One could certainly argue that racial discrimination is worse than borderism because it excludes people from opportunities within their own countries. But how much worse? Many aspiring immigrants are born into nations where jobs are nonexistent, corruption is rife and indiscriminate violence plagues daily life. Being legally segregated into poverty and tyranny because of one’s ancestry is a cruel fate, regardless whether it’s because of race or citizenship.
Such a moral argument against borderism may seem obvious — when we bother to examine it — but many support tough immigration restrictions on practical and economic grounds. At the top of this list is the notion that foreigners poach jobs and drain tax-funded services.
But experience shows that freedom of movement is in fact a realistic ideal. The European Union — although raising its walls against the outside world — has all but eliminated borderism within its jurisdiction. E.U. citizens are free to live and work in any of the 28 member states, despite vast economic, political and cultural differences among those nations. This freedom of movement has brought friction and challenges at times, but not to the extent that skeptics feared. Rather, it has improved the lives of millions of migrant workers.

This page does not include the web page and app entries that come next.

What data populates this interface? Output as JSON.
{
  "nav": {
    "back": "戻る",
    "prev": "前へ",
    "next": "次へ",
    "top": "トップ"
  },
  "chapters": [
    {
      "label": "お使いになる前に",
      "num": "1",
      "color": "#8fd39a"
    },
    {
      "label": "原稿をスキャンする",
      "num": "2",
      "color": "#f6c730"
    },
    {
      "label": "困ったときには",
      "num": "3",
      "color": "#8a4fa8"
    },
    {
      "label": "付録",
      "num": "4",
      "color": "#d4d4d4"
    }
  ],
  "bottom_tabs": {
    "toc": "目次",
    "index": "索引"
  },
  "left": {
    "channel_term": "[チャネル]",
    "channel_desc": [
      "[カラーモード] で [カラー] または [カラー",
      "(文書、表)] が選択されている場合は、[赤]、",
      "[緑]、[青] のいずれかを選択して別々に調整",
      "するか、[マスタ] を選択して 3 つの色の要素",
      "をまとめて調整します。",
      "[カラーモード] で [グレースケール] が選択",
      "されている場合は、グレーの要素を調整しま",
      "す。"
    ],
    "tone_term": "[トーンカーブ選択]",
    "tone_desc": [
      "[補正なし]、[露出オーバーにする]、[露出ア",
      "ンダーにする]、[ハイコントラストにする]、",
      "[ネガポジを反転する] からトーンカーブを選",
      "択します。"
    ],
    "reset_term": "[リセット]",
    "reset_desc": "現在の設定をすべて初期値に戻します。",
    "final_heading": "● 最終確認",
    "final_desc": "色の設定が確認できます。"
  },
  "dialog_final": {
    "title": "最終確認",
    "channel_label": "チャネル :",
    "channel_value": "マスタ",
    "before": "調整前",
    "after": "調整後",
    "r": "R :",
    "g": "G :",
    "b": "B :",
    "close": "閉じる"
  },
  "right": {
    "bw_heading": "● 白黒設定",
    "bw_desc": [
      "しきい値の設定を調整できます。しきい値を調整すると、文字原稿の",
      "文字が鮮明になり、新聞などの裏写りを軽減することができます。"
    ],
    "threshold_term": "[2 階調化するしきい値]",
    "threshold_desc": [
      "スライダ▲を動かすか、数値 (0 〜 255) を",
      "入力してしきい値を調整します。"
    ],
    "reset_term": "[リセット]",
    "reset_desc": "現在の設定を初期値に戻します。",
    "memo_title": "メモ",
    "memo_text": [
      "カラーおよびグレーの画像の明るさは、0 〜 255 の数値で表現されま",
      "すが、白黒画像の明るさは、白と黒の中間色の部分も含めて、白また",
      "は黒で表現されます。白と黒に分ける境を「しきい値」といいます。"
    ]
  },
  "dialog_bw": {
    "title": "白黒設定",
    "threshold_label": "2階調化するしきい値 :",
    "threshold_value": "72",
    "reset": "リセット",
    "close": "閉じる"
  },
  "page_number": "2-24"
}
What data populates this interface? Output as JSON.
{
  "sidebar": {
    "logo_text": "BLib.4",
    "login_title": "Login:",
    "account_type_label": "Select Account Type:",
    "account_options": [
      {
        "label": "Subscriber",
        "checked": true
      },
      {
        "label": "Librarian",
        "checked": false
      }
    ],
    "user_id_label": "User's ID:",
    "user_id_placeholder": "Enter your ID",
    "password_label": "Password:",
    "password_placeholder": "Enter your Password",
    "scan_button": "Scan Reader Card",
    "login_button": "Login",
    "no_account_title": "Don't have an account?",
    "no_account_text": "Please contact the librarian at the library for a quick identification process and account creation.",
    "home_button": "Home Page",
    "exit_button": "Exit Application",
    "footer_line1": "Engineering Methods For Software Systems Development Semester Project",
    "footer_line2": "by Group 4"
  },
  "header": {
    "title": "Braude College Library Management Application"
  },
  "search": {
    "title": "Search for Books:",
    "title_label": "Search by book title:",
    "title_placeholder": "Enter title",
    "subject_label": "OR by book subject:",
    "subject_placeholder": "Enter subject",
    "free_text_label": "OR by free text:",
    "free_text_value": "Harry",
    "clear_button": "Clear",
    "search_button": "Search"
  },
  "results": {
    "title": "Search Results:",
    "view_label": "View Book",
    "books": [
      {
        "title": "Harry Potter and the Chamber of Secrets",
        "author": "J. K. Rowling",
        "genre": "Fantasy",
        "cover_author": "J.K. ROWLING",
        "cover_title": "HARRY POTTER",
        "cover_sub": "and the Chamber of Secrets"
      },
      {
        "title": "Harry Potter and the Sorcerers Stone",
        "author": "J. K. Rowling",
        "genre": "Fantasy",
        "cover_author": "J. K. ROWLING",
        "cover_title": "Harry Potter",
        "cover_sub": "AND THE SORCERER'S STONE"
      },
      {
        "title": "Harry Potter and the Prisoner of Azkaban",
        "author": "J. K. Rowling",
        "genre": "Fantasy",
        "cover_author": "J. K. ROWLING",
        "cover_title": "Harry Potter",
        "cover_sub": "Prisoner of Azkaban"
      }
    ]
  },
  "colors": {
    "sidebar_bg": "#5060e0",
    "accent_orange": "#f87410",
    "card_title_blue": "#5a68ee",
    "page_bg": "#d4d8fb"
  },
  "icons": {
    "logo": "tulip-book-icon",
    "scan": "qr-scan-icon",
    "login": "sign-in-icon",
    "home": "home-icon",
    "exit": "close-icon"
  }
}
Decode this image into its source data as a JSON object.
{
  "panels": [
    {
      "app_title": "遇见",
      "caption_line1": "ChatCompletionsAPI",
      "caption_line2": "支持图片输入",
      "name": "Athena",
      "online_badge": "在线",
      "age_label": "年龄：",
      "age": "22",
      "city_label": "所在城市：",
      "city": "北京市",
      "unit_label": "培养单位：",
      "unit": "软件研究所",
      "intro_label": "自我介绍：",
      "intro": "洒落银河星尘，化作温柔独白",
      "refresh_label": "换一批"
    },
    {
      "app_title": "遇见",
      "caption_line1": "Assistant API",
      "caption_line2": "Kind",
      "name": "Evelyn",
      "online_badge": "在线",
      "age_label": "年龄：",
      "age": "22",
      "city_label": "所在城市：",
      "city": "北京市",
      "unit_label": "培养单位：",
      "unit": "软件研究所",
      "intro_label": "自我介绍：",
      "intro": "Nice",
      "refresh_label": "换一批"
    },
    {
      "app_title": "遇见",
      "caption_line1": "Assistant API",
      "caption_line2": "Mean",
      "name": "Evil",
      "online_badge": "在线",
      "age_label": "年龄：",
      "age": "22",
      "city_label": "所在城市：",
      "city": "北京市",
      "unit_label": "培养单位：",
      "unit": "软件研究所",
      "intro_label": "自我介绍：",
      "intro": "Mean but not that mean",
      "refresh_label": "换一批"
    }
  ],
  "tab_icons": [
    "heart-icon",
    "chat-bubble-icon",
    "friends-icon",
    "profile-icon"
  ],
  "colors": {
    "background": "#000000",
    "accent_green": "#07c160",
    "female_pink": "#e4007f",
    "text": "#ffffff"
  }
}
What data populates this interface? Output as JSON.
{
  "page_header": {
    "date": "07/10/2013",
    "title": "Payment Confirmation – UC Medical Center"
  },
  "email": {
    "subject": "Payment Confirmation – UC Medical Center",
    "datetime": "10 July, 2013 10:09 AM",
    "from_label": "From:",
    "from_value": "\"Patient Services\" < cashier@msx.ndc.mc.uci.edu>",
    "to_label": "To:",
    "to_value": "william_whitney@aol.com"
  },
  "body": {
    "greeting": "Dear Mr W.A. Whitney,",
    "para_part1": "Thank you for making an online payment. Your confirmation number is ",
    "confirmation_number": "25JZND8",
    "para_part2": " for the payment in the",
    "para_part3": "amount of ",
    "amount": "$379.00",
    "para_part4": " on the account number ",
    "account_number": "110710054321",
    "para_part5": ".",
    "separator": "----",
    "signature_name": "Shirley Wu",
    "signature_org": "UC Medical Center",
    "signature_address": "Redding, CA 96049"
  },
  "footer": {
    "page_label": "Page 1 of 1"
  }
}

Freedom of movement is also possible without supranational unions. Like trade agreements, nations can establish open and reciprocal immigration treaties. On a practical level, this can mitigate high unemployment and labor shortages, particularly during major economic shifts. It also creates a healthy competition between governments when people can vote with their feet.
Sweden has taken immigration reform one step further. Despite the country’s generous welfare system, the government grants residency permits to any foreigner with a job offer so long as his or her salary matches the industry standard. This prevents exploitation while reducing borderism.
A possible alternative is to decentralize immigration policies. National governments could grant regional governments the right to issue residency permits within their own jurisdictions. Federalist nations such as the United States and Switzerland could lead the way. In a national referendum this year, Switzerland voted for tough restrictions on immigration. However, only a narrow majority of the Swiss cantons supported the proposal. Zurich and Geneva, for example, opposed it. There, and in geographical giants such as the United States, it would make sense to abandon the one-size-fits-all approach in favor of more regional immigration policies.
Still, while practical matters are important, both borderism and racism are ultimately questions of ethics. Inheriting the wrong genes is no longer punishable by law, but inheriting the wrong citizenship is. Borderism is thus a sibling of racism as it subjects our rights to the lottery of life. While many opportunities in life are unequally distributed, our legal rights must always be universal.
Markus Bergström is chief information officer of Startup Cities Institute in Guatemala.
The Washington Post